* Stored data
=-=-=-=-=
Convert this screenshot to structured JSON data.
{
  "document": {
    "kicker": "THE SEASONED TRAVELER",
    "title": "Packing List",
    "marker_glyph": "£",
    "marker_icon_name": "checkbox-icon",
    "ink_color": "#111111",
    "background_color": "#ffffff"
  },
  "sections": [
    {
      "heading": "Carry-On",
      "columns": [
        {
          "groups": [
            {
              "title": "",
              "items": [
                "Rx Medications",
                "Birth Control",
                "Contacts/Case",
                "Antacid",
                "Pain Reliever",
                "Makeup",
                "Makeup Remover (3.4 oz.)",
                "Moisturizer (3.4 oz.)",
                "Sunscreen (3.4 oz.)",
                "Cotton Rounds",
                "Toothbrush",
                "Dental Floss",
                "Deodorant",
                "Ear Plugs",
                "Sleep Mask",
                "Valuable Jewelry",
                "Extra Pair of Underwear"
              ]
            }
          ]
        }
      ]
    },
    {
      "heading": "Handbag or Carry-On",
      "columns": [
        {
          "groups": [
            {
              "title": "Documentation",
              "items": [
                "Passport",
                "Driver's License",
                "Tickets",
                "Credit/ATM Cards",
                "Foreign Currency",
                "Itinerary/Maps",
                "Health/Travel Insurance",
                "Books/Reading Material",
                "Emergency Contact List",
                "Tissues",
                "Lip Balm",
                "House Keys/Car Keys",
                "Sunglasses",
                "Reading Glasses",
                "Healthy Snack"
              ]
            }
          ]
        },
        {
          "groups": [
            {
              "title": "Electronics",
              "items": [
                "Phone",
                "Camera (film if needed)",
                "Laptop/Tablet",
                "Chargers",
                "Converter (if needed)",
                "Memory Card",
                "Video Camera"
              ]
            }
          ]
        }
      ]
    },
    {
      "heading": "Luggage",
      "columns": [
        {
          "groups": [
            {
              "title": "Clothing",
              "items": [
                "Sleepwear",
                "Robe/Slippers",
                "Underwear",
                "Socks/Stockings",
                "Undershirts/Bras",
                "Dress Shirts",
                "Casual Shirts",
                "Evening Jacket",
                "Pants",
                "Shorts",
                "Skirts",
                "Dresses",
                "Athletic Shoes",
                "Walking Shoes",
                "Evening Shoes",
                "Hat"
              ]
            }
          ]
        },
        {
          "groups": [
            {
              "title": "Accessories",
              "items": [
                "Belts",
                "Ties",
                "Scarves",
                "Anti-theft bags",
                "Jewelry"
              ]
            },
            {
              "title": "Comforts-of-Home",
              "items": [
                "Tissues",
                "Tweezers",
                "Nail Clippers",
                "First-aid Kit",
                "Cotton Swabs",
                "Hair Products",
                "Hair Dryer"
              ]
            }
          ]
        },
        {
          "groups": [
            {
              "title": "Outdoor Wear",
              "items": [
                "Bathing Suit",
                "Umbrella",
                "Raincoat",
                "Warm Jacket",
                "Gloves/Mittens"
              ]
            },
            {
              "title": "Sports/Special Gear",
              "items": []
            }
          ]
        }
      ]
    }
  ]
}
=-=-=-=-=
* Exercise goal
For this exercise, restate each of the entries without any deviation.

* Written response
Convert this screenshot to structured JSON data.
{
  "document": {
    "kicker": "THE SEASONED TRAVELER",
    "title": "Packing List",
    "marker_glyph": "£",
    "marker_icon_name": "checkbox-icon",
    "ink_color": "#111111",
    "background_color": "#ffffff"
  },
  "sections": [
    {
      "heading": "Carry-On",
      "columns": [
        {
          "groups": [
            {
              "title": "",
              "items": [
                "Rx Medications",
                "Birth Control",
                "Contacts/Case",
                "Antacid",
                "Pain Reliever",
                "Makeup",
                "Makeup Remover (3.4 oz.)",
                "Moisturizer (3.4 oz.)",
                "Sunscreen (3.4 oz.)",
                "Cotton Rounds",
                "Toothbrush",
                "Dental Floss",
                "Deodorant",
                "Ear Plugs",
                "Sleep Mask",
                "Valuable Jewelry",
                "Extra Pair of Underwear"
              ]
            }
          ]
        }
      ]
    },
    {
      "heading": "Handbag or Carry-On",
      "columns": [
        {
          "groups": [
            {
              "title": "Documentation",
              "items": [
                "Passport",
                "Driver's License",
                "Tickets",
                "Credit/ATM Cards",
                "Foreign Currency",
                "Itinerary/Maps",
                "Health/Travel Insurance",
                "Books/Reading Material",
                "Emergency Contact List",
                "Tissues",
                "Lip Balm",
                "House Keys/Car Keys",
                "Sunglasses",
                "Reading Glasses",
                "Healthy Snack"
              ]
            }
          ]
        },
        {
          "groups": [
            {
              "title": "Electronics",
              "items": [
                "Phone",
                "Camera (film if needed)",
                "Laptop/Tablet",
                "Chargers",
                "Converter (if needed)",
                "Memory Card",
                "Video Camera"
              ]
            }
          ]
        }
      ]
    },
    {
      "heading": "Luggage",
      "columns": [
        {
          "groups": [
            {
              "title": "Clothing",
              "items": [
                "Sleepwear",
                "Robe/Slippers",
                "Underwear",
                "Socks/Stockings",
                "Undershirts/Bras",
                "Dress Shirts",
                "Casual Shirts",
                "Evening Jacket",
                "Pants",
                "Shorts",
                "Skirts",
                "Dresses",
                "Athletic Shoes",
                "Walking Shoes",
                "Evening Shoes",
                "Hat"
              ]
            }
          ]
        },
        {
          "groups": [
            {
              "title": "Accessories",
              "items": [
                "Belts",
                "Ties",
                "Scarves",
                "Anti-theft bags",
                "Jewelry"
              ]
            },
            {
              "title": "Comforts-of-Home",
              "items": [
                "Tissues",
                "Tweezers",
                "Nail Clippers",
                "First-aid Kit",
                "Cotton Swabs",
                "Hair Products",
                "Hair Dryer"
              ]
            }
          ]
        },
        {
          "groups": [
            {
              "title": "Outdoor Wear",
              "items": [
                "Bathing Suit",
                "Umbrella",
                "Raincoat",
                "Warm Jacket",
                "Gloves/Mittens"
              ]
            },
            {
              "title": "Sports/Special Gear",
              "items": []
            }
          ]
        }
      ]
    }
  ]
}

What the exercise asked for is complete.